‘We would never carry the full amount of long dated receivables (owed cash) on our balance sheet; there would be a discount,’ says Utilitywise chief financial officer Richard Laker, adding that some suppliers pay its commission in as little as six months.
He says Utilitywise is expanding its proposition via technology so clients can monitor their energy consumption as well as switch to cheaper deals and potentially provide more immediate cash income for the business. ‘These will be subscription revenues on a recurring monthly basis,’ explains Laker.
How much can you make?
Donnelly believes Inspired Energy’s shares will hit 19p in the next year, implying 20% upside from the 15.89p price at the time of writing. He says that price target is very conservative versus the true potential of the business.
As for Smart Metering Systems, its investment case is considered more attractive than Energy Assets because it has an additional growth driver.
‘Its business is split into two. It enjoys the revenue from the installed smart meter base with corporate customers; that’s very low cost to run and very cash generative. Secondly, it does the same thing again for residential homes.
‘The Government wants all homes to have smart meters by 2020; I think it will be more like 2022,’ adds the analyst.
‘Over the past six years Smart Metering Systems has proved it can secure debt to buy smart meters and generate a big yield.
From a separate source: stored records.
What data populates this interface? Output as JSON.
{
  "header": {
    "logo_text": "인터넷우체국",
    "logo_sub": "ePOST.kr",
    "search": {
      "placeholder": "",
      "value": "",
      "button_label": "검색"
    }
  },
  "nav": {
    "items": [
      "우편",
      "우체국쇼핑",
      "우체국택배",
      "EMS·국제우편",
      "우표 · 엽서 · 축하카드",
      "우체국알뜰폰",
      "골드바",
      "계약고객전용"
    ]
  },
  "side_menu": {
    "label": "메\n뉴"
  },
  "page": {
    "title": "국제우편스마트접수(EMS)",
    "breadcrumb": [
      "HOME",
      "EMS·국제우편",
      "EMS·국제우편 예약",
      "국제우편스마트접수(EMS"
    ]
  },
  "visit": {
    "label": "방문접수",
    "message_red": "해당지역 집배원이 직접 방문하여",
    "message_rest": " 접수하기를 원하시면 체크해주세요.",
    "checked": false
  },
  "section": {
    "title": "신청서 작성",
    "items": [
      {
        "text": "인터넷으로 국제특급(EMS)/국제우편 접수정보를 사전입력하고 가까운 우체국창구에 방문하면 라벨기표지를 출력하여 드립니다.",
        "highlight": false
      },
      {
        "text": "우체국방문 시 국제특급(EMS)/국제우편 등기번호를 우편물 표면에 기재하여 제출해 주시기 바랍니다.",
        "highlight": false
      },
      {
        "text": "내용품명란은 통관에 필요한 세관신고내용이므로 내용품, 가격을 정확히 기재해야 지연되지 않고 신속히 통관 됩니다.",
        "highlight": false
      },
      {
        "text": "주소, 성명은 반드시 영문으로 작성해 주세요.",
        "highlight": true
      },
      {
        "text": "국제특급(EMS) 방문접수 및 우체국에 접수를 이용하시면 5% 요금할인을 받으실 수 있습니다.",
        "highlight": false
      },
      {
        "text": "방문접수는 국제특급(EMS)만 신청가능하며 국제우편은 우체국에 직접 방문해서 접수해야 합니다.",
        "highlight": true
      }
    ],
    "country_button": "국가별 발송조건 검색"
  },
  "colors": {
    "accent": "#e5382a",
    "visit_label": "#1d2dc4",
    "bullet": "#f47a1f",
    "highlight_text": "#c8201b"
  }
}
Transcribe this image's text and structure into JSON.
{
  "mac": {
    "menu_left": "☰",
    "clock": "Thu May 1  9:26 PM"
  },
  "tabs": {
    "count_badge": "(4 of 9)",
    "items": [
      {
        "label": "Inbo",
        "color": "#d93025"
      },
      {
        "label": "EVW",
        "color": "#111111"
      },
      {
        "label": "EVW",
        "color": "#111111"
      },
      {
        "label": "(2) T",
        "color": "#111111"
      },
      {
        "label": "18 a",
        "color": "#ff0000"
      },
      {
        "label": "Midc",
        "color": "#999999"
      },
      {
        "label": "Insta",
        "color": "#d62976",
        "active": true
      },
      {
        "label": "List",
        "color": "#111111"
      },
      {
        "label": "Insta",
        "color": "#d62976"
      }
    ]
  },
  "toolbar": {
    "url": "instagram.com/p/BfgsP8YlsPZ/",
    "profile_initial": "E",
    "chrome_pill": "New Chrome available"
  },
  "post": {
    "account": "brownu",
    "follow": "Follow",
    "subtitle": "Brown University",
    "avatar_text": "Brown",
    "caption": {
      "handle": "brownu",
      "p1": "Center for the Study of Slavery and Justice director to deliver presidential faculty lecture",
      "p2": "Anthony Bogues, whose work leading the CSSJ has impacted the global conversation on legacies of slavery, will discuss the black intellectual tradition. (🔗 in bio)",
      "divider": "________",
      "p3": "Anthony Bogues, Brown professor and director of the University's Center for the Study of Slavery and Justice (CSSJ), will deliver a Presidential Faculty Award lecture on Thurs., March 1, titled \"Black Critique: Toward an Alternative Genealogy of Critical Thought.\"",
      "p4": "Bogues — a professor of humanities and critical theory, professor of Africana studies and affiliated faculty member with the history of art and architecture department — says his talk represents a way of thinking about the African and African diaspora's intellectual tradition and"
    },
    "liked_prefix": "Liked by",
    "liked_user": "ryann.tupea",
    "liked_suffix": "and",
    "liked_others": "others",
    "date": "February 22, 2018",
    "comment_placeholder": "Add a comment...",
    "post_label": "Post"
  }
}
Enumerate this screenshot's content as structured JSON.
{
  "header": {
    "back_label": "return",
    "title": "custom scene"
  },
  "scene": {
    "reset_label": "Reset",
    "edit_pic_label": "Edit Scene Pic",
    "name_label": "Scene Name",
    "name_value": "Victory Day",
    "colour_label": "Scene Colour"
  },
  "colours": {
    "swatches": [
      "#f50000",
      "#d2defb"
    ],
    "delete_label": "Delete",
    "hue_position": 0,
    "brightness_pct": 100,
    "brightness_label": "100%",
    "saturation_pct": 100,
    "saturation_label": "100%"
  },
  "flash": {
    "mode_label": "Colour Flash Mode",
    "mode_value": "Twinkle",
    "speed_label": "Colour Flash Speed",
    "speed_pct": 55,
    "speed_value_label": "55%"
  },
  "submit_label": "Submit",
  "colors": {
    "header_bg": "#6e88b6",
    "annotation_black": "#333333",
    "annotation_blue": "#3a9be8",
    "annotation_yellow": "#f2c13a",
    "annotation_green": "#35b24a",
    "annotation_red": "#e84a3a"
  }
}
The market thinks it only has limited growth like Energy Assets, not the growth in the years ahead from home installations.’
He believes the shares will hit 868p in a year’s time, implying 43% upside from the current 605.4p share price. (DC)